I base this on two basic things; numbers and logic. There is too much physical infrastructure (in the forms of shops, midlevel stores, malls and high-end outlets) and years – not just decades but millenniums – of physical shopping experiences for digital to so quickly replace it.
Long story short, physical stores are here to stay because the sensory experience that physical shopping provides is not something consumers will let go of easily. The value proposition for fullscale digitization has to be massive with discounts, faster deliveries and service. While good, current offerings are not enough to completely move people from the physical to the virtual.
Bridging the gap between physical and e-commerce stores
We’ve established that physical stores are not going anywhere, but that doesn’t mean that e-commerce is dead; all the numbers point towards its growth. Right now, physical and virtual stores are fighting for a larger chunk of consumer purchases in a nonsensical tug of war where there can be no clear winners.
The solution is technology. As I have stated earlier in this article, the adoption of technology needs to be an organic and seamless journey. As such, the amalgamation of the physical and virtual storefronts needs to be a natural alliance. We now have the tech to connect with customers and build a two-way communication process. Here are examples of new startups that are evolving the way a storefront can and should function.
Companies like Proximate are guiding consumers to stores and shelves across the Middle East through a Bluetooth beacon-based mobile application. The apps let people know of deals, discounts and experiences around them (through the concept of nearables) and will also alert shop owners to let them know which campaigns brought traffic to their storefront. There are other firms like ShopKick that are doing similar things in other parts of the world.
Another good example is a company called Retail Zipline. This communications software helps retailers coordinate their brick-and-mortar stores and boost employee engagement. It is a brilliant example of technology helping build and streamline operational processes for brick-and-mortar firms.
Amazon Go is an example of how an e-commerce giant saw efficacy in building a digital-led brick-and-mortar store. Customers just pick up what they want and walk out, and their mobile phones take care of the scanning, invoicing and payments. The result is a seamless, digital-led, physical purchase process that isn’t intrusive and lets consumers bypass standing in long queues and fumbling around with change and credit cards at checkout counters.
Finally, Deligram is innovation at its finest. A young entrepreneur realized the potential that both online and offline models had, with respect to his environment, and put the best pieces together to build the future of retail. Out of Bangladesh, this is by far the best example of how retailers can use technology to elevate their current practices.
Examples like these should help you understand how each channel has a purpose and is a beneficial part of the organic omnichannel retail experience you build for your customers.

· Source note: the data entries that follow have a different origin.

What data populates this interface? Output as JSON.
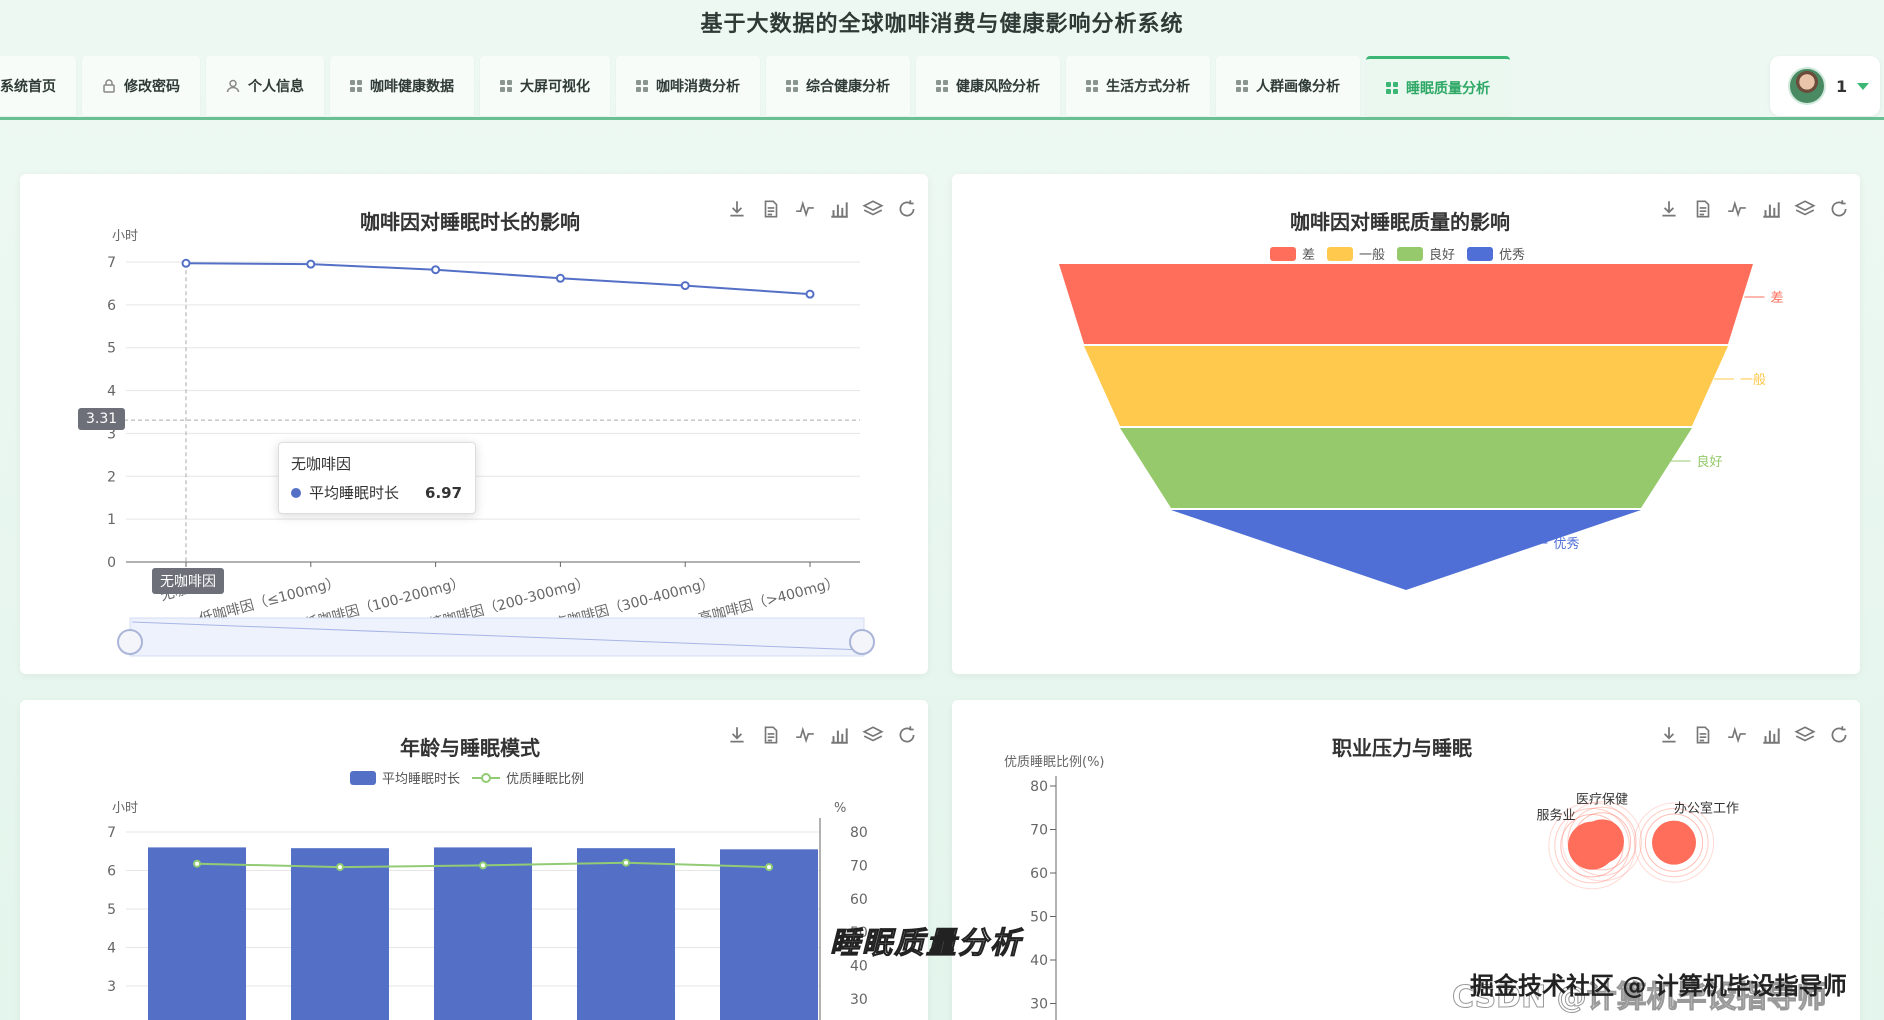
{
  "app": {
    "title": "基于大数据的全球咖啡消费与健康影响分析系统"
  },
  "nav": {
    "tabs": [
      {
        "label": "系统首页",
        "icon": "none"
      },
      {
        "label": "修改密码",
        "icon": "lock-icon"
      },
      {
        "label": "个人信息",
        "icon": "user-icon"
      },
      {
        "label": "咖啡健康数据",
        "icon": "grid-icon"
      },
      {
        "label": "大屏可视化",
        "icon": "grid-icon"
      },
      {
        "label": "咖啡消费分析",
        "icon": "grid-icon"
      },
      {
        "label": "综合健康分析",
        "icon": "grid-icon"
      },
      {
        "label": "健康风险分析",
        "icon": "grid-icon"
      },
      {
        "label": "生活方式分析",
        "icon": "grid-icon"
      },
      {
        "label": "人群画像分析",
        "icon": "grid-icon"
      },
      {
        "label": "睡眠质量分析",
        "icon": "grid-icon",
        "active": true
      }
    ]
  },
  "user": {
    "name": "1"
  },
  "colors": {
    "accent": "#3cb675",
    "blue": "#5470c6",
    "red": "#ff6e5a",
    "yellow": "#ffc94d",
    "green": "#95c96b"
  },
  "overlay": {
    "caption": "睡眠质量分析",
    "watermark": "掘金技术社区 @ 计算机毕设指导师",
    "watermark2": "CSDN @计算机毕设指导师"
  },
  "chart_data": [
    {
      "type": "line",
      "title": "咖啡因对睡眠时长的影响",
      "ylabel": "小时",
      "ylim": [
        0,
        7
      ],
      "yticks": [
        "0",
        "1",
        "2",
        "3",
        "4",
        "5",
        "6",
        "7"
      ],
      "categories": [
        "无咖啡因",
        "低咖啡因（≤100mg）",
        "中低咖啡因（100-200mg）",
        "中等咖啡因（200-300mg）",
        "中高咖啡因（300-400mg）",
        "高咖啡因（>400mg）"
      ],
      "series": [
        {
          "name": "平均睡眠时长",
          "values": [
            6.97,
            6.95,
            6.82,
            6.62,
            6.45,
            6.25
          ]
        }
      ],
      "pointer": {
        "y_value": "3.31",
        "x_label": "无咖啡因"
      },
      "tooltip": {
        "category": "无咖啡因",
        "series": "平均睡眠时长",
        "value": "6.97"
      }
    },
    {
      "type": "funnel",
      "title": "咖啡因对睡眠质量的影响",
      "legend": [
        "差",
        "一般",
        "良好",
        "优秀"
      ],
      "stages": [
        {
          "name": "差",
          "color": "#ff6e5a"
        },
        {
          "name": "一般",
          "color": "#ffc94d"
        },
        {
          "name": "良好",
          "color": "#95c96b"
        },
        {
          "name": "优秀",
          "color": "#4f6fd6"
        }
      ]
    },
    {
      "type": "bar",
      "title": "年龄与睡眠模式",
      "ylabel": "小时",
      "y2label": "%",
      "legend": [
        "平均睡眠时长",
        "优质睡眠比例"
      ],
      "ylim": [
        0,
        7
      ],
      "yticks": [
        "3",
        "4",
        "5",
        "6",
        "7"
      ],
      "y2ticks": [
        "30",
        "40",
        "50",
        "60",
        "70",
        "80"
      ],
      "series": [
        {
          "name": "平均睡眠时长",
          "values": [
            6.6,
            6.58,
            6.6,
            6.58,
            6.55
          ]
        },
        {
          "name": "优质睡眠比例",
          "values": [
            70.5,
            69.5,
            70,
            70.8,
            69.5
          ]
        }
      ]
    },
    {
      "type": "scatter",
      "title": "职业压力与睡眠",
      "ylabel": "优质睡眠比例(%)",
      "yticks": [
        "30",
        "40",
        "50",
        "60",
        "70",
        "80"
      ],
      "points": [
        {
          "label": "服务业",
          "value": 69.5
        },
        {
          "label": "医疗保健",
          "value": 70.5
        },
        {
          "label": "办公室工作",
          "value": 70.2
        }
      ]
    }
  ]
}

Another thing to understand is that now new technology practices exist that can help transverse your current geographic limitations. With drop-shipping firms at your disposal, you now have the capacity to open your virtual doors to any global destination.
Using retail technology organically
I know for some this might be understating the entire digital movement and its disruptive potential, but to organically grow any technology or movement we have to allow it to evolve and run its natural course.
The internet took almost 40 years to become mainstream, but now we can’t imagine life without it. It functions as a utility because it organically grew into that role. A massive community of developers, content creators and entrepreneurs built use-cases for its success and scalability.
With respect to evolving the e-commerce ecosystem, this is where we are right now, where storefront owners need to experiment with a series of technologies and find their fit – with respect to their wallets, their current technology landscape and their vision of their current/future business objectives.
Read more: business.com